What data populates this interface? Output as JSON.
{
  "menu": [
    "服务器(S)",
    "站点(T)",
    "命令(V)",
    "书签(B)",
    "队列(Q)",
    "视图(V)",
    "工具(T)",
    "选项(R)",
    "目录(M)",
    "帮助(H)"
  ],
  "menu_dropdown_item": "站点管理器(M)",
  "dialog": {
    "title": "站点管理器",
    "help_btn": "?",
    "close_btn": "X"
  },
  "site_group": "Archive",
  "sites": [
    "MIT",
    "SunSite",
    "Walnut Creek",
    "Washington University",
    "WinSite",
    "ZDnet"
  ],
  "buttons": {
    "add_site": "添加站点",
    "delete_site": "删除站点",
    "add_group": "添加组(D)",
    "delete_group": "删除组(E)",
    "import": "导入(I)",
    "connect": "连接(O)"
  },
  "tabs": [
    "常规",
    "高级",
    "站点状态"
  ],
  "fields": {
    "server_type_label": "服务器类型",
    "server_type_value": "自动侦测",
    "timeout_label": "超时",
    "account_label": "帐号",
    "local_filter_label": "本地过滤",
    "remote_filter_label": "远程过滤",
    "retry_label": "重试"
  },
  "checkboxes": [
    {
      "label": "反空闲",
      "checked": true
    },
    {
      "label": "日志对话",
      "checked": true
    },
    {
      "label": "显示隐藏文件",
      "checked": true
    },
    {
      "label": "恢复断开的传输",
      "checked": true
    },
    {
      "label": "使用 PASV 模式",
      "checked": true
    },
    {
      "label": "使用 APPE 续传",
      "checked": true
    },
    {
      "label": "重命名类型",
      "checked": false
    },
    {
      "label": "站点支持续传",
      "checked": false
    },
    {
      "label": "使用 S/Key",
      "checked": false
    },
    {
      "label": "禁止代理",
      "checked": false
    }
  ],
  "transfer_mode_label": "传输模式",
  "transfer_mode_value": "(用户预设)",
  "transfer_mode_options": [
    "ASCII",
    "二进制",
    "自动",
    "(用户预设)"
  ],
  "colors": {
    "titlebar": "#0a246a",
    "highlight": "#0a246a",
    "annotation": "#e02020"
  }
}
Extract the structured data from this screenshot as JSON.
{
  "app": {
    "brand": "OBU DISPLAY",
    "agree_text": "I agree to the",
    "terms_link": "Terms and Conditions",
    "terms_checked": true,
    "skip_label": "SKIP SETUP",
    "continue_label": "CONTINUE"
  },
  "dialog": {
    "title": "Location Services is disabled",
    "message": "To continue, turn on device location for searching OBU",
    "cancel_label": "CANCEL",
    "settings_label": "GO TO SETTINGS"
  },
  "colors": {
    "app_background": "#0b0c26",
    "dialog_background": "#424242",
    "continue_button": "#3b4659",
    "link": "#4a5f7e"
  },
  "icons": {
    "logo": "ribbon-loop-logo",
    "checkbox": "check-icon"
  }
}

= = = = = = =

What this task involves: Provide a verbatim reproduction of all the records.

Exercise solution:
What data populates this interface? Output as JSON.
{
  "menu": [
    "服务器(S)",
    "站点(T)",
    "命令(V)",
    "书签(B)",
    "队列(Q)",
    "视图(V)",
    "工具(T)",
    "选项(R)",
    "目录(M)",
    "帮助(H)"
  ],
  "menu_dropdown_item": "站点管理器(M)",
  "dialog": {
    "title": "站点管理器",
    "help_btn": "?",
    "close_btn": "X"
  },
  "site_group": "Archive",
  "sites": [
    "MIT",
    "SunSite",
    "Walnut Creek",
    "Washington University",
    "WinSite",
    "ZDnet"
  ],
  "buttons": {
    "add_site": "添加站点",
    "delete_site": "删除站点",
    "add_group": "添加组(D)",
    "delete_group": "删除组(E)",
    "import": "导入(I)",
    "connect": "连接(O)"
  },
  "tabs": [
    "常规",
    "高级",
    "站点状态"
  ],
  "fields": {
    "server_type_label": "服务器类型",
    "server_type_value": "自动侦测",
    "timeout_label": "超时",
    "account_label": "帐号",
    "local_filter_label": "本地过滤",
    "remote_filter_label": "远程过滤",
    "retry_label": "重试"
  },
  "checkboxes": [
    {
      "label": "反空闲",
      "checked": true
    },
    {
      "label": "日志对话",
      "checked": true
    },
    {
      "label": "显示隐藏文件",
      "checked": true
    },
    {
      "label": "恢复断开的传输",
      "checked": true
    },
    {
      "label": "使用 PASV 模式",
      "checked": true
    },
    {
      "label": "使用 APPE 续传",
      "checked": true
    },
    {
      "label": "重命名类型",
      "checked": false
    },
    {
      "label": "站点支持续传",
      "checked": false
    },
    {
      "label": "使用 S/Key",
      "checked": false
    },
    {
      "label": "禁止代理",
      "checked": false
    }
  ],
  "transfer_mode_label": "传输模式",
  "transfer_mode_value": "(用户预设)",
  "transfer_mode_options": [
    "ASCII",
    "二进制",
    "自动",
    "(用户预设)"
  ],
  "colors": {
    "titlebar": "#0a246a",
    "highlight": "#0a246a",
    "annotation": "#e02020"
  }
}
Extract the structured data from this screenshot as JSON.
{
  "app": {
    "brand": "OBU DISPLAY",
    "agree_text": "I agree to the",
    "terms_link": "Terms and Conditions",
    "terms_checked": true,
    "skip_label": "SKIP SETUP",
    "continue_label": "CONTINUE"
  },
  "dialog": {
    "title": "Location Services is disabled",
    "message": "To continue, turn on device location for searching OBU",
    "cancel_label": "CANCEL",
    "settings_label": "GO TO SETTINGS"
  },
  "colors": {
    "app_background": "#0b0c26",
    "dialog_background": "#424242",
    "continue_button": "#3b4659",
    "link": "#4a5f7e"
  },
  "icons": {
    "logo": "ribbon-loop-logo",
    "checkbox": "check-icon"
  }
}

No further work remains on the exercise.